TV Narendran, CEO of India’s Tata Steel, said that steel prices in the next few years may be much higher than the long-term prices in the past.
Narendran gave an example on the “CNBC” program that in the past seven or eight years, the average price of hot rolled coils was about 400 or 450 US dollars per ton. He predicts that the long-term average price in the next few years may exceed $600.
Under the recent surge in hot-rolled coils, Narendran said that the latest quotation last Friday was US$750 in China and US$850 in Southeast Asia.
He believes that prices will fluctuate within a certain range in the next few years, but the fluctuating prices will be higher than seen in the past.

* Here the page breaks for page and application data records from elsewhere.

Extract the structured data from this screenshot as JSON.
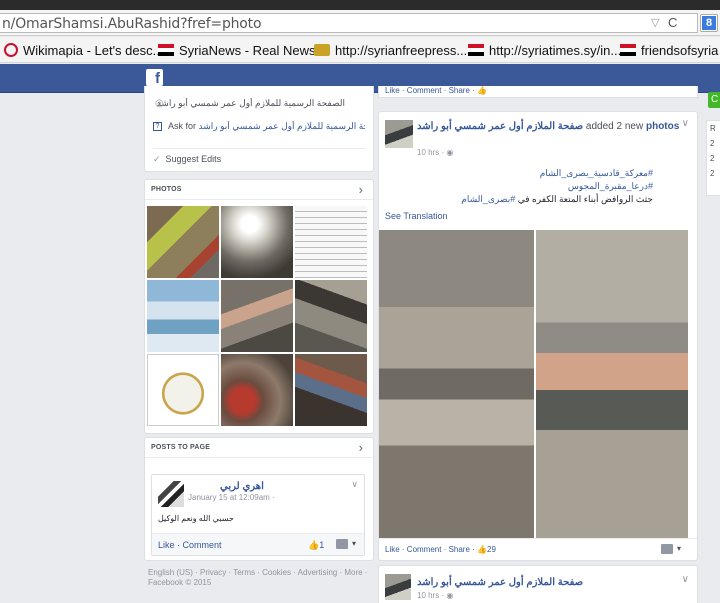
{
  "browser": {
    "url": "n/OmarShamsi.AbuRashid?fref=photo",
    "search_engine_letter": "8",
    "bookmarks": [
      {
        "label": "Wikimapia - Let's desc...",
        "icon": "wikimapia-icon"
      },
      {
        "label": "SyriaNews - Real News...",
        "icon": "syria-flag-icon"
      },
      {
        "label": "http://syrianfreepress....",
        "icon": "emblem-icon"
      },
      {
        "label": "http://syriatimes.sy/in...",
        "icon": "syria-flag-icon"
      },
      {
        "label": "friendsofsyria |",
        "icon": "syria-flag-icon"
      }
    ]
  },
  "facebook": {
    "logo_letter": "f",
    "brand_color": "#3b5998",
    "link_color": "#365899"
  },
  "about": {
    "page_title_ar": "الصفحة الرسمية للملازم أول عمر شمسي أبو راشد",
    "website_prefix": "Ask for",
    "website_link": "صفحة الرسمية للملازم أول عمر شمسي أبو راشد's website",
    "suggest_edits": "Suggest Edits"
  },
  "photos_section": {
    "title": "PHOTOS",
    "arrow": "›"
  },
  "posts_to_page": {
    "title": "POSTS TO PAGE",
    "arrow": "›",
    "post": {
      "author": "اهري لربي",
      "date": "January 15 at 12:09am · ",
      "message": "حسبي الله ونعم الوكيل",
      "actions": "Like · Comment",
      "like_count": "1"
    }
  },
  "footer": {
    "links": "English (US) · Privacy · Terms · Cookies · Advertising · More · Facebook © 2015"
  },
  "previous_post": {
    "footer_actions": "Like · Comment · Share · "
  },
  "main_post": {
    "page_name": "صفحة الملازم أول عمر شمسي أبو راشد",
    "added_text": " added 2 new ",
    "photos_link": "photos",
    "time": "10 hrs · ",
    "hashtag1": "#معركة_قادسية_بصرى_الشام",
    "hashtag2": "#درعا_مقبرة_المجوس",
    "body_text": "جثث الروافض أبناء المتعة الكفره في",
    "hashtag3": "#بصرى_الشام",
    "see_translation": "See Translation",
    "footer_actions": "Like · Comment · Share · ",
    "like_count": "29"
  },
  "next_post": {
    "page_name": "صفحة الملازم أول عمر شمسي أبو راشد",
    "time": "10 hrs · "
  },
  "right_column": {
    "button_letter": "C",
    "items": [
      "R",
      "2",
      "2",
      "2"
    ]
  }
}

Narendran explained that the steel market is undergoing some changes, including rising costs and the changing role of China in the market. In the past decade, steel was mainly exported from China, but now the stability of world steel trade is much higher.
Narendran said that during the peak period, China exported more steel than India produced. Since then, China’s steel exports have halved to about 60 million tons per year, and as China pursues its net zero carbon emission target, exports may fall further.

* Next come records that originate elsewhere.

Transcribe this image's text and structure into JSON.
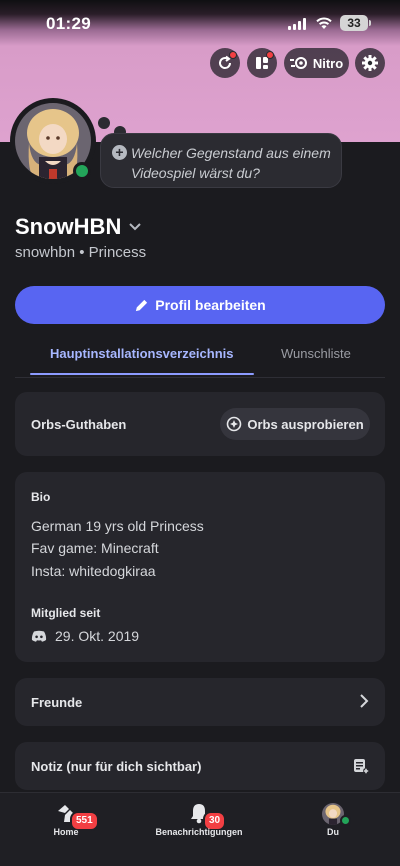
{
  "status_bar": {
    "time": "01:29",
    "battery": "33"
  },
  "top_actions": {
    "nitro_label": "Nitro"
  },
  "profile": {
    "status_bubble": "Welcher Gegenstand aus einem Videospiel wärst du?",
    "display_name": "SnowHBN",
    "handle": "snowhbn • Princess",
    "edit_button": "Profil bearbeiten"
  },
  "tabs": [
    {
      "label": "Hauptinstallationsverzeichnis",
      "active": true
    },
    {
      "label": "Wunschliste",
      "active": false
    }
  ],
  "orbs": {
    "title": "Orbs-Guthaben",
    "button": "Orbs ausprobieren"
  },
  "bio": {
    "heading": "Bio",
    "lines": [
      "German 19 yrs old Princess",
      "Fav game: Minecraft",
      "Insta: whitedogkiraa"
    ],
    "member_since_label": "Mitglied seit",
    "member_since_date": "29. Okt. 2019"
  },
  "friends": {
    "label": "Freunde"
  },
  "note": {
    "label": "Notiz (nur für dich sichtbar)"
  },
  "bottom_nav": [
    {
      "label": "Home",
      "badge": "551"
    },
    {
      "label": "Benachrichtigungen",
      "badge": "30"
    },
    {
      "label": "Du"
    }
  ],
  "colors": {
    "accent": "#5865f2",
    "online": "#23a55a",
    "badge": "#f23f43",
    "banner": "#dea2cf"
  }
}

At the same time, with the Western world investing in infrastructure and increasing demand for steel, US President Biden signed an infrastructure bill of more than $1 trillion this month.
He said that the growth of steel consumption this year comes from countries outside of China. This is the first time in many years that steel demand has not been promoted by China.
On the supply side, coal and iron ore are both raw materials for steel production. Due to rising coal prices, input costs are at historically high levels. But Narendran said that iron ore prices have weakened, and in the long run, the transaction price should fall to between US$100 and US$120 per ton.
Narendran said that increasing carbon costs in Europe may also push up steel prices. It is also expected that “the price of steel in the next 10 years will be much higher than the level of the past 10 years.”